Individuals with special needs are 58 percent more likely to be obese than the general population. According to the U.S. Centers for Disease Control, they also have an increased likelihood of anxiety, depression and social isolation. But a sports club outside Washington wants to make a difference in these people's lives. With Carol Pearson narrating, VOA's June Soh reports.
Video

Video Astronauts Train Underwater for Deep Space Missions

Manned deep space missions are still a long way off, but space agencies are already testing procedures, equipment and human stamina for operations in extreme environment conditions. Small groups of astronauts take turns in spending days in an underwater lab, off Florida’s southern coast, simulating future missions to some remote world. VOA’s George Putic reports.
Video

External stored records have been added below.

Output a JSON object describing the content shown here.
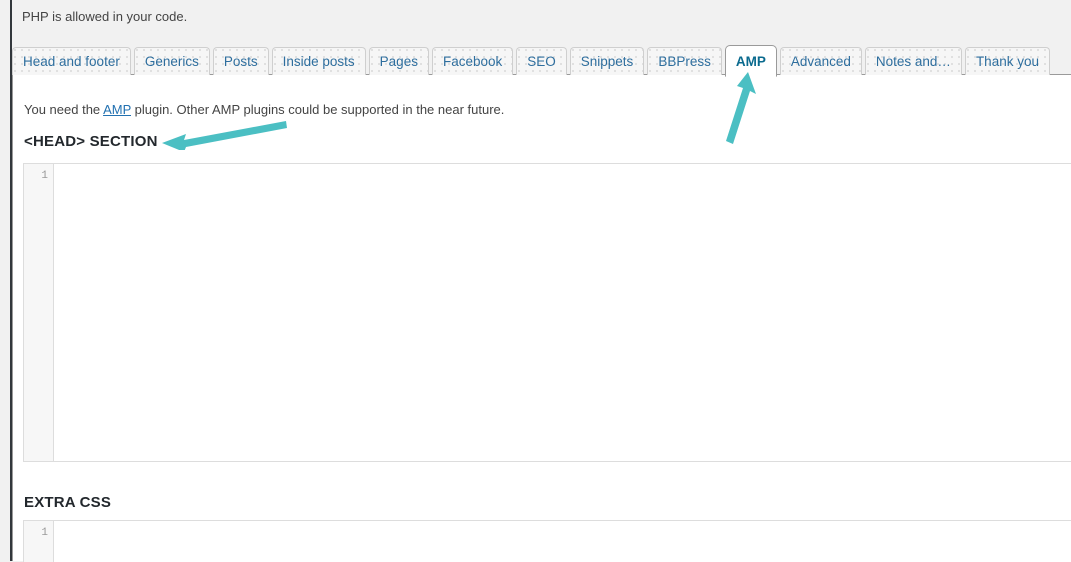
{
  "colors": {
    "page_bg": "#f1f1f1",
    "panel_bg": "#ffffff",
    "tab_text": "#2e6e9e",
    "tab_active_text": "#0a6a8e",
    "link": "#2271b1",
    "annotation_arrow": "#4bbfc3",
    "admin_edge": "#32373c",
    "editor_gutter": "#f7f7f7",
    "editor_border": "#dddddd"
  },
  "header": {
    "php_note": "PHP is allowed in your code."
  },
  "tabs": [
    {
      "label": "Head and footer",
      "name": "tab-head-and-footer",
      "active": false
    },
    {
      "label": "Generics",
      "name": "tab-generics",
      "active": false
    },
    {
      "label": "Posts",
      "name": "tab-posts",
      "active": false
    },
    {
      "label": "Inside posts",
      "name": "tab-inside-posts",
      "active": false
    },
    {
      "label": "Pages",
      "name": "tab-pages",
      "active": false
    },
    {
      "label": "Facebook",
      "name": "tab-facebook",
      "active": false
    },
    {
      "label": "SEO",
      "name": "tab-seo",
      "active": false
    },
    {
      "label": "Snippets",
      "name": "tab-snippets",
      "active": false
    },
    {
      "label": "BBPress",
      "name": "tab-bbpress",
      "active": false
    },
    {
      "label": "AMP",
      "name": "tab-amp",
      "active": true
    },
    {
      "label": "Advanced",
      "name": "tab-advanced",
      "active": false
    },
    {
      "label": "Notes and…",
      "name": "tab-notes-and",
      "active": false
    },
    {
      "label": "Thank you",
      "name": "tab-thank-you",
      "active": false
    }
  ],
  "panel": {
    "note_before_link": "You need the ",
    "note_link_text": "AMP",
    "note_after_link": " plugin. Other AMP plugins could be supported in the near future."
  },
  "sections": [
    {
      "title": "<HEAD> SECTION",
      "editor": {
        "line_number": "1",
        "value": ""
      }
    },
    {
      "title": "EXTRA CSS",
      "editor": {
        "line_number": "1",
        "value": ""
      }
    }
  ],
  "annotations": [
    {
      "name": "arrow-to-amp-tab",
      "points_at": "AMP",
      "direction": "up-right"
    },
    {
      "name": "arrow-to-head-section",
      "points_at": "<HEAD> SECTION",
      "direction": "left"
    }
  ]
}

Video Special Olympics Show Competitors' Skill, Determination

Special Olympics competitions will wrap up Saturday in Los Angeles, and the closing ceremony for athletes with intellectual disabilities will be held Sunday night. In a week of competition, athletes have shown what they can do through skill and determination. VOA's Mike O'Sullivan reports.
Video

Video Civil Rights Leaders Struggled to Achieve Voting Rights Act

Fifty years ago, lawmakers approved, and U.S. President Lyndon Johnson signed, the Voting Rights Act of 1965. The measure outlawed racial discrimination in voting, giving millions of blacks in many parts of the southern United States federal enforcement of the right to vote. Correspondent Chris Simkins introduces us to some civil rights leaders who were on the front lines in the struggle for voting rights.
Video

Video Shooter’s Grill: Serving Food with a Touch of the Second Amendment

Shooter's Grill, a restaurant in Rifle, Colorado, attracts visitors from all over the world as well as local patrons. The reason? Waitresses openly carry loaded firearms as they serve food, and customers are welcome to carry them, too. VOA's Enming Liu and Lin Yang paid a visit to Shooter's Grill, and heard different opinions about this unique establishment.
Video

Video Despite Controversy, Business Owner Continues Sale of Confederate Flags

At Cooter’s, a store in rural Sperryville, Virginia, about 120 kilometers west of Washington, D.C., Confederate flags are flying off the shelves. The red, white and blue battle flag, with 13 white stars representing the Confederate states, was carried by southern forces during the U.S. Civil War in the 1860s. The South had seceded from the Union over several key issues of disagreement, including slavery. VOA’s Deborah Block has the story.
Video

Video Booming London Property a ‘Haven for Dirty Money’

Billions of dollars of so-called ‘dirty money’ from the proceeds of crime - especially from Russia - are being laundered through the London property market, according to anti-corruption activists. As Henry Ridgwell reports from the British capital, the government has pledged to crack down on the practice.
Video

Video Hometown of Boy Scouts of America Founder Reacts to Gay Leader Decision

Ottawa, Illinois, is the hometown of W.D. Boyce, who founded the Boy Scouts of America in 1910. In Ottawa, where Scouting remains an important part of the legacy of the community, the end of the organization's ban on openly gay adult leaders was seen as inevitable. VOA's Kane Farabaugh reports.

VOA Blogs